___ Supplied information ___

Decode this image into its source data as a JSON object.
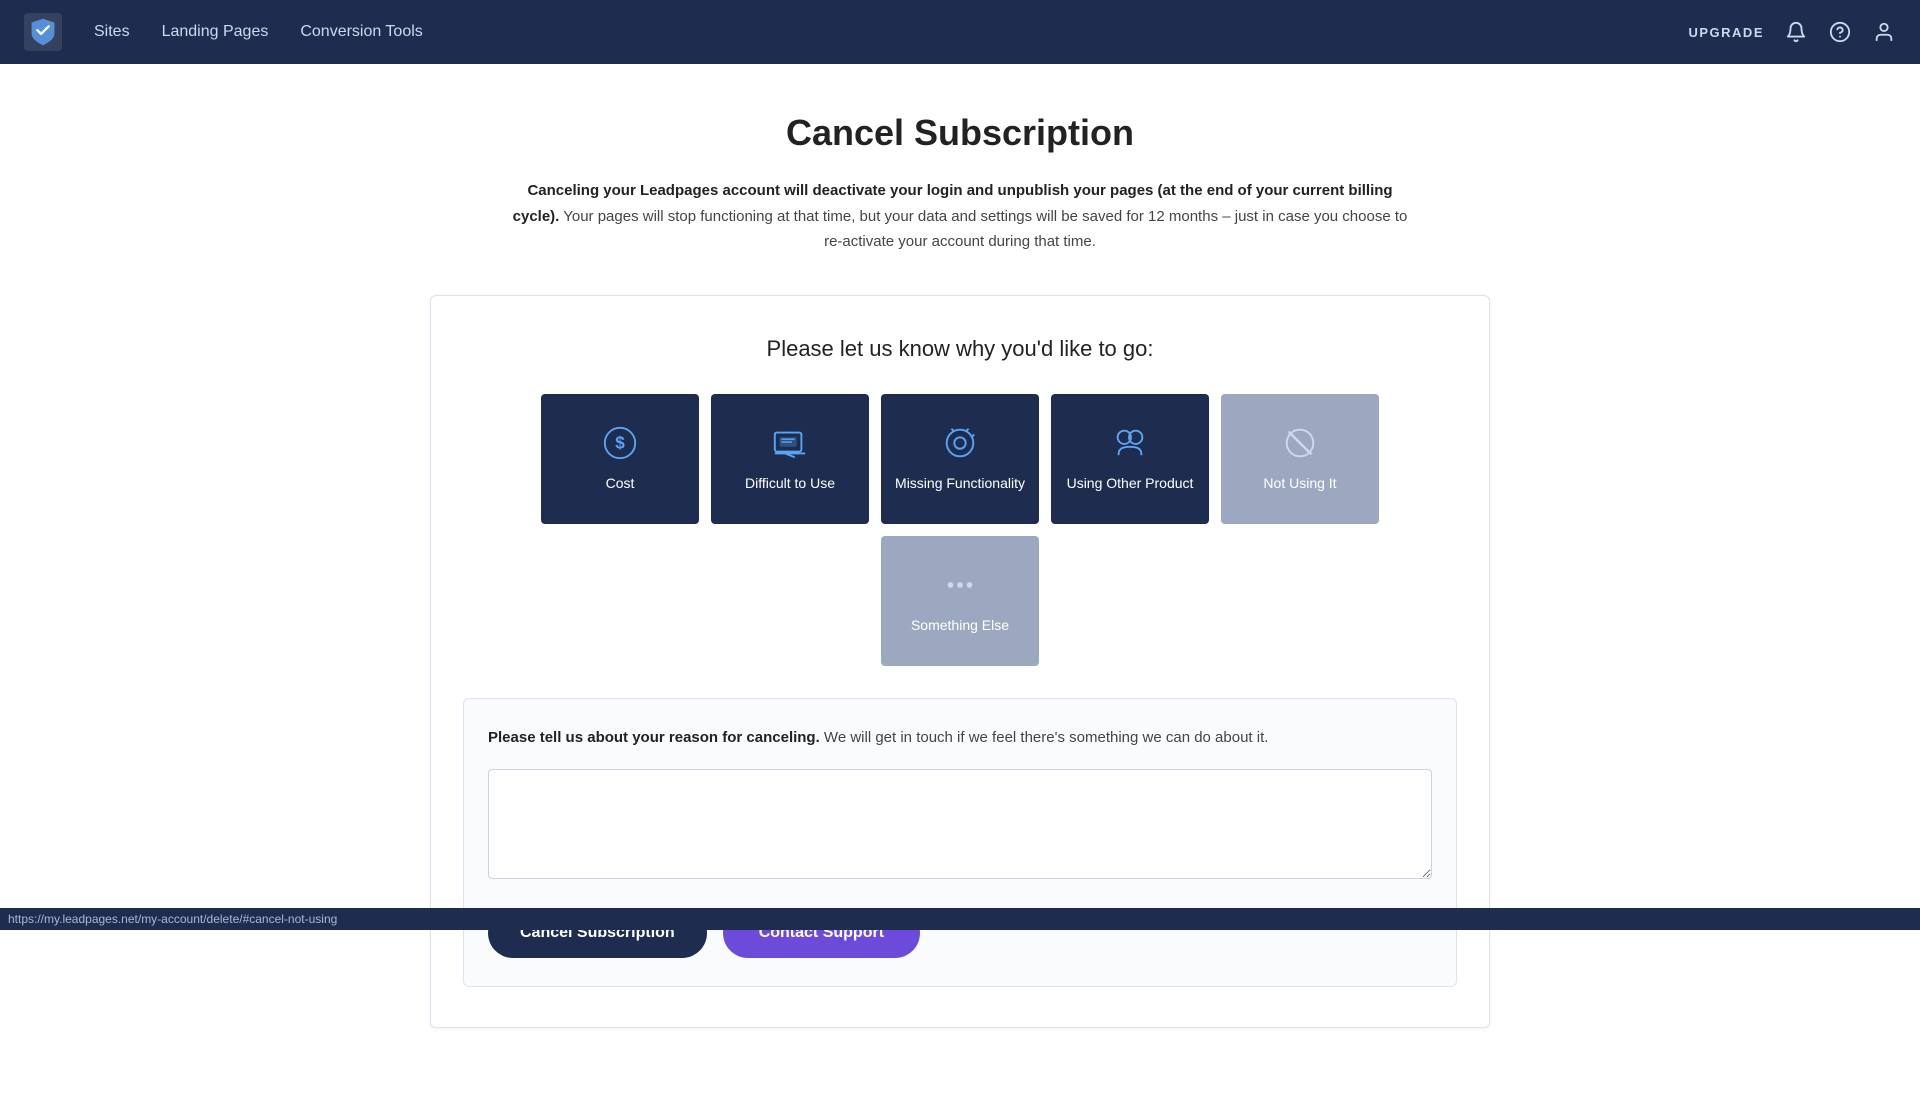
{
  "nav": {
    "logo_alt": "Leadpages logo",
    "links": [
      "Sites",
      "Landing Pages",
      "Conversion Tools"
    ],
    "upgrade_label": "Upgrade",
    "icons": {
      "bell": "🔔",
      "help": "❓",
      "user": "👤"
    }
  },
  "page": {
    "title": "Cancel Subscription",
    "subtitle_bold": "Canceling your Leadpages account will deactivate your login and unpublish your pages (at the end of your current billing cycle).",
    "subtitle_rest": " Your pages will stop functioning at that time, but your data and settings will be saved for 12 months – just in case you choose to re-activate your account during that time."
  },
  "card": {
    "heading": "Please let us know why you'd like to go:",
    "reasons": [
      {
        "id": "cost",
        "label": "Cost",
        "icon": "cost"
      },
      {
        "id": "difficult",
        "label": "Difficult to Use",
        "icon": "difficult"
      },
      {
        "id": "missing",
        "label": "Missing Functionality",
        "icon": "missing"
      },
      {
        "id": "other-product",
        "label": "Using Other Product",
        "icon": "other-product"
      },
      {
        "id": "not-using",
        "label": "Not Using It",
        "icon": "not-using",
        "muted": true
      },
      {
        "id": "something-else",
        "label": "Something Else",
        "icon": "something-else",
        "muted": true
      }
    ],
    "feedback": {
      "prompt_bold": "Please tell us about your reason for canceling.",
      "prompt_rest": " We will get in touch if we feel there's something we can do about it.",
      "textarea_placeholder": ""
    },
    "buttons": {
      "cancel_label": "Cancel Subscription",
      "contact_label": "Contact Support"
    }
  },
  "status_bar": {
    "url": "https://my.leadpages.net/my-account/delete/#cancel-not-using"
  }
}
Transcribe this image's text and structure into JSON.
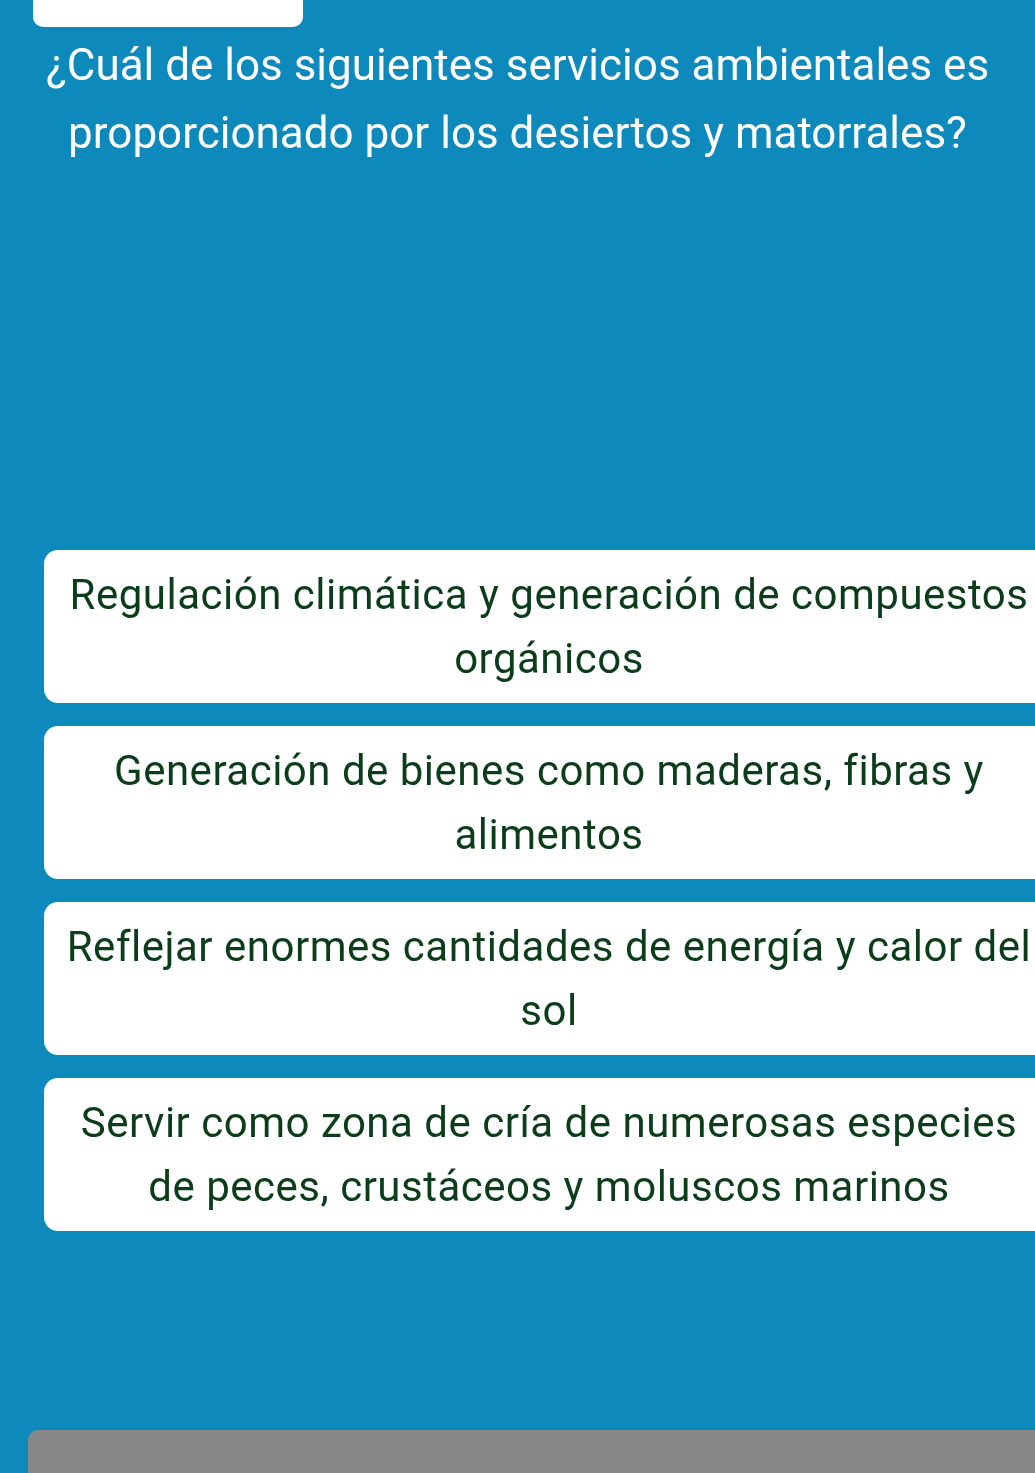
{
  "question": "¿Cuál de los siguientes servicios ambientales es proporcionado por los desiertos y matorrales?",
  "answers": [
    {
      "text": "Regulación climática y generación de compuestos orgánicos"
    },
    {
      "text": "Generación de bienes como maderas, fibras y alimentos"
    },
    {
      "text": "Reflejar enormes cantidades de energía y calor del sol"
    },
    {
      "text": "Servir como zona de cría de numerosas especies de peces, crustáceos y moluscos marinos"
    }
  ]
}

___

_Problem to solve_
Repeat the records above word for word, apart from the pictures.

_Written response_
Decode this image into its source data as a JSON object.
{
  "nav": {
    "logo_alt": "Leadpages logo",
    "links": [
      "Sites",
      "Landing Pages",
      "Conversion Tools"
    ],
    "upgrade_label": "Upgrade",
    "icons": {
      "bell": "🔔",
      "help": "❓",
      "user": "👤"
    }
  },
  "page": {
    "title": "Cancel Subscription",
    "subtitle_bold": "Canceling your Leadpages account will deactivate your login and unpublish your pages (at the end of your current billing cycle).",
    "subtitle_rest": " Your pages will stop functioning at that time, but your data and settings will be saved for 12 months – just in case you choose to re-activate your account during that time."
  },
  "card": {
    "heading": "Please let us know why you'd like to go:",
    "reasons": [
      {
        "id": "cost",
        "label": "Cost",
        "icon": "cost"
      },
      {
        "id": "difficult",
        "label": "Difficult to Use",
        "icon": "difficult"
      },
      {
        "id": "missing",
        "label": "Missing Functionality",
        "icon": "missing"
      },
      {
        "id": "other-product",
        "label": "Using Other Product",
        "icon": "other-product"
      },
      {
        "id": "not-using",
        "label": "Not Using It",
        "icon": "not-using",
        "muted": true
      },
      {
        "id": "something-else",
        "label": "Something Else",
        "icon": "something-else",
        "muted": true
      }
    ],
    "feedback": {
      "prompt_bold": "Please tell us about your reason for canceling.",
      "prompt_rest": " We will get in touch if we feel there's something we can do about it.",
      "textarea_placeholder": ""
    },
    "buttons": {
      "cancel_label": "Cancel Subscription",
      "contact_label": "Contact Support"
    }
  },
  "status_bar": {
    "url": "https://my.leadpages.net/my-account/delete/#cancel-not-using"
  }
}
Transcribe this image's text and structure into JSON.
{
  "question": "¿Cuál de los siguientes servicios ambientales es proporcionado por los desiertos y matorrales?",
  "answers": [
    {
      "text": "Regulación climática y generación de compuestos orgánicos"
    },
    {
      "text": "Generación de bienes como maderas, fibras y alimentos"
    },
    {
      "text": "Reflejar enormes cantidades de energía y calor del sol"
    },
    {
      "text": "Servir como zona de cría de numerosas especies de peces, crustáceos y moluscos marinos"
    }
  ]
}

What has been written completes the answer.